Addressing one of Healey’s chief issues with Holtec — whether the company has the finances to promptly and safely dismantle the nuclear power plant, clean up contamination, restore the site and manage the spent nuclear fuel that will remain onsite — the parties agreed that Holtec will be required to keep at least $193 million in funds on hand until it completes most of the cleanup and site restoration work, and then must keep $38.4 million available at all times until the spent nuclear fuel is removed.
“The $193 million will ensure funds are available to cover future cost increases and unforeseen contingencies such as project delays and newly discovered contamination, and the $38.4 million will ensure that funds are available to cover the costs to transport the spent nuclear fuel out of state and clean up the land where the spent nuclear fuel will be stored,” the attorney general’s office said. “Holtec is also required to obtain $30 million in pollution liability insurance and secure performance bonds for certain contracts.”
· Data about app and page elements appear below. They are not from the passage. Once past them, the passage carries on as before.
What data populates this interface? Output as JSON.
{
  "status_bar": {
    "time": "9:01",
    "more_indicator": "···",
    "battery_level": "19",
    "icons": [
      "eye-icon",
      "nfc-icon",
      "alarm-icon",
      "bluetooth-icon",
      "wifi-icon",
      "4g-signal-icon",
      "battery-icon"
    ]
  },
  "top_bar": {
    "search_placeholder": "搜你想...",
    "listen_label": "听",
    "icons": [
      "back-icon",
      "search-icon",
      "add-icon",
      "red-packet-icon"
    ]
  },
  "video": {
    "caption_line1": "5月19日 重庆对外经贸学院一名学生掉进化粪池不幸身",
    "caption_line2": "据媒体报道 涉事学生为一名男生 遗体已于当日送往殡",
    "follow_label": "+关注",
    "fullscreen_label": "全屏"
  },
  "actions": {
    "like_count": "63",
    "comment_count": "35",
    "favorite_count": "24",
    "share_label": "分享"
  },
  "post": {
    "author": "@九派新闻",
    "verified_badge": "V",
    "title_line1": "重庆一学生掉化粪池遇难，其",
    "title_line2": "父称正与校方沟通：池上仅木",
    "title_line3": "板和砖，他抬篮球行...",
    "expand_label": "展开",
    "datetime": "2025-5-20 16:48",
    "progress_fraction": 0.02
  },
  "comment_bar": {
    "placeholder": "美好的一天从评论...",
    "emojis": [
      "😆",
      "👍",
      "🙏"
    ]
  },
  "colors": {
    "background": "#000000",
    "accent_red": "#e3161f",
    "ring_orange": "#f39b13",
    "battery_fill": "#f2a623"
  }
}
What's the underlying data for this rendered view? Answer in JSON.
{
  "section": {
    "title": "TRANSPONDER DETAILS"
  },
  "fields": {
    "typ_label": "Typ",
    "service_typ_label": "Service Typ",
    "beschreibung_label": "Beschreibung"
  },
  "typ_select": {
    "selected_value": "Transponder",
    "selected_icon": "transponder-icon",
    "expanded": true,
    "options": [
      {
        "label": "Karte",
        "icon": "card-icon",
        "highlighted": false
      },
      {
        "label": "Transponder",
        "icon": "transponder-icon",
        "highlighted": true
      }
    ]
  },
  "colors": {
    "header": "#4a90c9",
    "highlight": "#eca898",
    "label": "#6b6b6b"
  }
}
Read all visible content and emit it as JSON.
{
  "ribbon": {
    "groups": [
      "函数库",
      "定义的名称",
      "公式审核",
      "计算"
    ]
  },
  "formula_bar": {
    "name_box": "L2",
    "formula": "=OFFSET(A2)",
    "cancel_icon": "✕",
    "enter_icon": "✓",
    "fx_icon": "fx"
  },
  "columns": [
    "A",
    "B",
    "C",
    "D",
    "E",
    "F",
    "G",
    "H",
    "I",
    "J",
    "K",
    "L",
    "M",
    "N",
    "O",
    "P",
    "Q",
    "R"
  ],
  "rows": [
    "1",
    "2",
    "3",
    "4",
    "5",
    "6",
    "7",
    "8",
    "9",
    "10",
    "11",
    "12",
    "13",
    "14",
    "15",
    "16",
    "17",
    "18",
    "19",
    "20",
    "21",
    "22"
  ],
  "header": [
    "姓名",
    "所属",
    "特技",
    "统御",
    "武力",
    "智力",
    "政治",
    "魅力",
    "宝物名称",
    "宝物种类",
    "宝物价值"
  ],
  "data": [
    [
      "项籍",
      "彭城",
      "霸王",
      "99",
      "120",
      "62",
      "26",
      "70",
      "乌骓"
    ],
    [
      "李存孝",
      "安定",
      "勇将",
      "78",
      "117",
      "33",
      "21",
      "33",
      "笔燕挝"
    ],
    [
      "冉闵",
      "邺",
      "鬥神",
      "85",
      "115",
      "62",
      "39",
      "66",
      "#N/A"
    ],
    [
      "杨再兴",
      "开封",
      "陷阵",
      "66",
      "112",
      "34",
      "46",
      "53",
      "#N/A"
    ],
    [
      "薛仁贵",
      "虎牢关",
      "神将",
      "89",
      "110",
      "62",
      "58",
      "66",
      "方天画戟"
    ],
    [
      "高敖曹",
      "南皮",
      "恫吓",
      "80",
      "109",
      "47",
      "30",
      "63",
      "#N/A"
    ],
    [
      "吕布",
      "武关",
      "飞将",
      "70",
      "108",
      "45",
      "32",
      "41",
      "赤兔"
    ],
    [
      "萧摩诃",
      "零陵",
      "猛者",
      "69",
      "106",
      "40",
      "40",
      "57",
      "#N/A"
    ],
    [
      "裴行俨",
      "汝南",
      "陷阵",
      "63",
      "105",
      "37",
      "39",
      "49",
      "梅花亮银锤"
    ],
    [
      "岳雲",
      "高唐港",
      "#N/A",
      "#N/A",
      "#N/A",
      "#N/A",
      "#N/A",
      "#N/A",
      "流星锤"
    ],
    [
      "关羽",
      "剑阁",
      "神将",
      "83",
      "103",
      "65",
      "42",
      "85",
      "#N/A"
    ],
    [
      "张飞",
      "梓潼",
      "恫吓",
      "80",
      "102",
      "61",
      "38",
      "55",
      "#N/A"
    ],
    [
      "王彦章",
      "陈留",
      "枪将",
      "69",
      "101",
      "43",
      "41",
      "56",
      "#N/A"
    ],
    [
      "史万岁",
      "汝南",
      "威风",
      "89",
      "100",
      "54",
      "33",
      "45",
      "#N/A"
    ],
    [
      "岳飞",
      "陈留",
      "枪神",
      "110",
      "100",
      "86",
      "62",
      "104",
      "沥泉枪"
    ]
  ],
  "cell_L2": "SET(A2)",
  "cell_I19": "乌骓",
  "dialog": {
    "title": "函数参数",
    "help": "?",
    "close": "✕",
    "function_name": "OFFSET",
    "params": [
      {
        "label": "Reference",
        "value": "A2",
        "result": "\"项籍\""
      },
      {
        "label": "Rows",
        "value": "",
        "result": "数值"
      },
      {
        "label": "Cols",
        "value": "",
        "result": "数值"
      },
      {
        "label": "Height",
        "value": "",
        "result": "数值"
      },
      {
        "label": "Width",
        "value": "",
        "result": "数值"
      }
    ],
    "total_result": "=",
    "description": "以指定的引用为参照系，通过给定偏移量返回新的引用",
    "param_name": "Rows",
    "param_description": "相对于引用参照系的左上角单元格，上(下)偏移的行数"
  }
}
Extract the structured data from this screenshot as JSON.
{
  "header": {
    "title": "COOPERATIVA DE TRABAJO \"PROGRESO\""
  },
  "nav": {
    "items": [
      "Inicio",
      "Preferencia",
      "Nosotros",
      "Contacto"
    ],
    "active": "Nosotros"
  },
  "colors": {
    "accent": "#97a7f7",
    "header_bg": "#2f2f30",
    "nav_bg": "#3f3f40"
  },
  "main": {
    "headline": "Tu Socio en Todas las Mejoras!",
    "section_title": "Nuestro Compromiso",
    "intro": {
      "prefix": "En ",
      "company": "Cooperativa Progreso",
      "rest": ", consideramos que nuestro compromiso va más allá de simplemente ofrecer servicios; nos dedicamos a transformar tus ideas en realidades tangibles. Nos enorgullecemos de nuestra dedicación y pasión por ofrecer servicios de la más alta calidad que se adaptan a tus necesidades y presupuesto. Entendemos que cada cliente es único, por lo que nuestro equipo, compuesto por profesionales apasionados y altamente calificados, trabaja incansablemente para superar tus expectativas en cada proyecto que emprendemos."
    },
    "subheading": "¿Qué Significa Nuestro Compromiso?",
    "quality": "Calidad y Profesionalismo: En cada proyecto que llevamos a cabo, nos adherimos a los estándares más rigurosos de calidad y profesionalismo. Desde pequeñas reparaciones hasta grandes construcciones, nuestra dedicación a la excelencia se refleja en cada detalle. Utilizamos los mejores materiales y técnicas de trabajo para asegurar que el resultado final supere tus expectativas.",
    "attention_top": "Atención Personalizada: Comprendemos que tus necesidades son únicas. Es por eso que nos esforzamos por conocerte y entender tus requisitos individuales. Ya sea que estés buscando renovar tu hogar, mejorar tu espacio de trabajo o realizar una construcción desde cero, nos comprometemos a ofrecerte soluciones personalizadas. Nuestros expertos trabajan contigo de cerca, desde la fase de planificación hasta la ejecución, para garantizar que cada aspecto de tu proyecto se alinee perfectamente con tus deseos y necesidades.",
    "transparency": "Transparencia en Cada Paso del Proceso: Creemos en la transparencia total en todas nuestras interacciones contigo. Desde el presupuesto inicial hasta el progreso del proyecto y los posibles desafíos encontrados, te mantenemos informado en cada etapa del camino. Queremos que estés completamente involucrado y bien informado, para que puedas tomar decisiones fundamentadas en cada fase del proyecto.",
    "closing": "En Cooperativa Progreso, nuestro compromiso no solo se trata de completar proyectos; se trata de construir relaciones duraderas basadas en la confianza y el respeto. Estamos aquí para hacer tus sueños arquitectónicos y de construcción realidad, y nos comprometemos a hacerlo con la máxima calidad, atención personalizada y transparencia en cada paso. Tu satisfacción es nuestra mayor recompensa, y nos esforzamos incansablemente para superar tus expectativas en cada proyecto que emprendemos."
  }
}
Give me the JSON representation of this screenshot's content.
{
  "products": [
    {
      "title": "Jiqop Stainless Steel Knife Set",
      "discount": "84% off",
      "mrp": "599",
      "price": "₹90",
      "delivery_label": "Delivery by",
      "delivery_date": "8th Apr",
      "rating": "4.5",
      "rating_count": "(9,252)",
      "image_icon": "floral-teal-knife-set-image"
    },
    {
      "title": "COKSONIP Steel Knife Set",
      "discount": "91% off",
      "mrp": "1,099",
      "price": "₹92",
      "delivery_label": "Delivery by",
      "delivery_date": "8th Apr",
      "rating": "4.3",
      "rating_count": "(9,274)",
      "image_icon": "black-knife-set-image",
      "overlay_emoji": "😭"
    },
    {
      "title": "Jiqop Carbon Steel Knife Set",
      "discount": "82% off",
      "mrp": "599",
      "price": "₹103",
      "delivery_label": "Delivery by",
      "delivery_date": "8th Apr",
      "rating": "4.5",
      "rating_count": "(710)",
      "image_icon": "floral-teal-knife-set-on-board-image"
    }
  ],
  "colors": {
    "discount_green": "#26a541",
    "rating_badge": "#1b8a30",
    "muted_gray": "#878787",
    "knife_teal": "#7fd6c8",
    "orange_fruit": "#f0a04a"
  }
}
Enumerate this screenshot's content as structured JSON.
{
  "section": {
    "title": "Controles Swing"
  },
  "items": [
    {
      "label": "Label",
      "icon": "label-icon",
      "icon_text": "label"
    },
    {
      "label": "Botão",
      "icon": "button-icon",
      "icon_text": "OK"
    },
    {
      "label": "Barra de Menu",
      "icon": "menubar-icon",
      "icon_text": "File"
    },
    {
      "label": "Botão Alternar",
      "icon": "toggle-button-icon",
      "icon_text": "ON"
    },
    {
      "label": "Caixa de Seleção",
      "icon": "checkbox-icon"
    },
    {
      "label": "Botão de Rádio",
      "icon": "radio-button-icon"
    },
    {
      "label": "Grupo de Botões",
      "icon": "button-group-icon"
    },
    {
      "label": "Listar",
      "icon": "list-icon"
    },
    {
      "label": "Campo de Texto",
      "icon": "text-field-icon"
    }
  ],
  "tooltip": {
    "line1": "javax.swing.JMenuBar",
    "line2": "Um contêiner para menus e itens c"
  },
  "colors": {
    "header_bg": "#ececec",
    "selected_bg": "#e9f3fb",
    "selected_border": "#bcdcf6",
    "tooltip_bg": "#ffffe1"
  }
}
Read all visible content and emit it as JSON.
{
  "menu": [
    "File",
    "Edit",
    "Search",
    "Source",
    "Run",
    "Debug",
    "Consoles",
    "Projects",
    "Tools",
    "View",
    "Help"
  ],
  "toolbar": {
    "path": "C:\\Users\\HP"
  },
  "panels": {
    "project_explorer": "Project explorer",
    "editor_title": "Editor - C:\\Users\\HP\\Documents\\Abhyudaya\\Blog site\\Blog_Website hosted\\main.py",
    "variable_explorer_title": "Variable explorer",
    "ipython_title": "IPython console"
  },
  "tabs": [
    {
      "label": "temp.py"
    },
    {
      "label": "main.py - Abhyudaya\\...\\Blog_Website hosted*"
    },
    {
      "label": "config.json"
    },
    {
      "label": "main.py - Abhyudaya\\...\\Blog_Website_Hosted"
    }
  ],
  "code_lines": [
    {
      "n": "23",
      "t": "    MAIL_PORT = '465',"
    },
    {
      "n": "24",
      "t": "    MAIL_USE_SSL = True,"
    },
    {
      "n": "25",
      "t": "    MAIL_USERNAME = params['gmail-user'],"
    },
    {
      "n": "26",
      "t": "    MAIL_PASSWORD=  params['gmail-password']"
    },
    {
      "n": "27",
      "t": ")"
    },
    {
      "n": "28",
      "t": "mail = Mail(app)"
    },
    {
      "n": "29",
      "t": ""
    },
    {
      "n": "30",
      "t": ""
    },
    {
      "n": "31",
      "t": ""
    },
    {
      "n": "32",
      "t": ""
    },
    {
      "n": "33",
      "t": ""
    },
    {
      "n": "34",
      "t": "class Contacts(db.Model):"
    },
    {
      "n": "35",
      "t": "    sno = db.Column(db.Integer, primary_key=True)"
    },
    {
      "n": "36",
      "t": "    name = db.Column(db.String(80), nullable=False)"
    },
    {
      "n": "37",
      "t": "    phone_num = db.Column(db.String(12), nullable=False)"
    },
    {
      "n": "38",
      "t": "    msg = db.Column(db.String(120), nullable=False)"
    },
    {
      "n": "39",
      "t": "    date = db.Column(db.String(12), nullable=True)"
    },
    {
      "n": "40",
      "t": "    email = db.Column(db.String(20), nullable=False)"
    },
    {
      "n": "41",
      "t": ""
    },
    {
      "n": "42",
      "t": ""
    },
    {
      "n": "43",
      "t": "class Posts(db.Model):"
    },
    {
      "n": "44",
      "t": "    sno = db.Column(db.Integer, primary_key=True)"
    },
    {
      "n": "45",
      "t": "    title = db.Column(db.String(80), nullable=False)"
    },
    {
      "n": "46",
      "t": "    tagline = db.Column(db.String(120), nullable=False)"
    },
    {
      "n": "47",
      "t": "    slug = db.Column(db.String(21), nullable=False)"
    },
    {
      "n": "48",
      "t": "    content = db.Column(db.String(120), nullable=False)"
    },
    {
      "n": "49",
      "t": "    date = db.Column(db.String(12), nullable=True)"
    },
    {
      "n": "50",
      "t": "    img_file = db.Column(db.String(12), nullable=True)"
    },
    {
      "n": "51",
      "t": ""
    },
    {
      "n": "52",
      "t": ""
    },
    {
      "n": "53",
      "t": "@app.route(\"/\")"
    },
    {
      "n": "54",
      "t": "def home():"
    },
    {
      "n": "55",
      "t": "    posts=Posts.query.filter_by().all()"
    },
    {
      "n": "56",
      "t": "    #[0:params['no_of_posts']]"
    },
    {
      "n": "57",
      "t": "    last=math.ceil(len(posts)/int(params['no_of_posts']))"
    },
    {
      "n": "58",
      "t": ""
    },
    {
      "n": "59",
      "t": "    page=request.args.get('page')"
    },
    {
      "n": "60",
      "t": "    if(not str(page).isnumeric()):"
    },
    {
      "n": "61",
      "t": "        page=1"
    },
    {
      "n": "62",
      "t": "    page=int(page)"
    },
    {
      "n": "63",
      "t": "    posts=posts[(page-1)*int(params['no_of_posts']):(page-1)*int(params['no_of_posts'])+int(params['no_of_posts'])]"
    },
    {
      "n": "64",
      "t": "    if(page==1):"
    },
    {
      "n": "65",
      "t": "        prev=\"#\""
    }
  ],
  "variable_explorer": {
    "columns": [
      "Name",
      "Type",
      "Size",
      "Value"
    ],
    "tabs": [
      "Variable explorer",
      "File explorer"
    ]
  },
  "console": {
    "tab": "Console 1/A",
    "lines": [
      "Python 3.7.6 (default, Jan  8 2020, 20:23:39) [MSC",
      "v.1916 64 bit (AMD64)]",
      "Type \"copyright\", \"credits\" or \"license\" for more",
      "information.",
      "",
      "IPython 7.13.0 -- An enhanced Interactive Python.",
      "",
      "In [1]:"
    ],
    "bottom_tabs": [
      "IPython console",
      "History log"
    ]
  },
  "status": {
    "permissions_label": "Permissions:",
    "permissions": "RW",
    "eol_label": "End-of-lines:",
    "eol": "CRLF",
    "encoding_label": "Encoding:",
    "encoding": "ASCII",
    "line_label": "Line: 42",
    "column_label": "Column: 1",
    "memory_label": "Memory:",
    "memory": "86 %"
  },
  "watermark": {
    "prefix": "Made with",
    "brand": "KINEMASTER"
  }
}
The agreement requires Holtec to submit to the Department of Environmental Protection and Department of Public Health an initial site assessment to determine what types of contamination are at the property and where the contamination may be located. It also establishes specific guidelines for the removal and decontamination of structures, including radiologically contaminated structures, at the former power plant site. The agreement also includes provisions securing future funding for DPH to continue monitoring air and food sources outside of the former plant’s boundaries for any offsite radiological contamination.
The settlement also addresses the NRC’s November approval of a request to exempt Pilgrim from certain emergency planning and preparedness requirements. As a result, the NRC said, there is no longer a 10-mile emergency planning zone as called for in Pilgrim’s license.
Healey’s office said the agreement announced Wednesday includes “specific emergency preparedness requirements to protect the public in the event of a radiological emergency at the site” and stipulates that the Massachusetts Emergency Managment Agency will receive funding to perform its emergency preparedness functions each year until the risk decreases.
“Without the agreement, most of the existing emergency preparedness requirements and related funding for MEMA would have been eliminated because the NRC decided … to exempt the plant from federal emergency planning requirements,” the attorney general’s office said.
In his fiscal year 2021 budget filed in January, Baker proposed allowing DPH to assess operators of nuclear reactors in the process of being decommissioned â€” such as Holtec â€” for the costs of radiation monitoring and emergency planning associated with the project.
Holtec estimates it can complete decommissioning work by the end of 2027 and is in the process of removing all spent nuclear fuel from the plant’s spent fuel pool and placing it on a newly constructed Independent Spent Fuel Storage Installation by early 2022.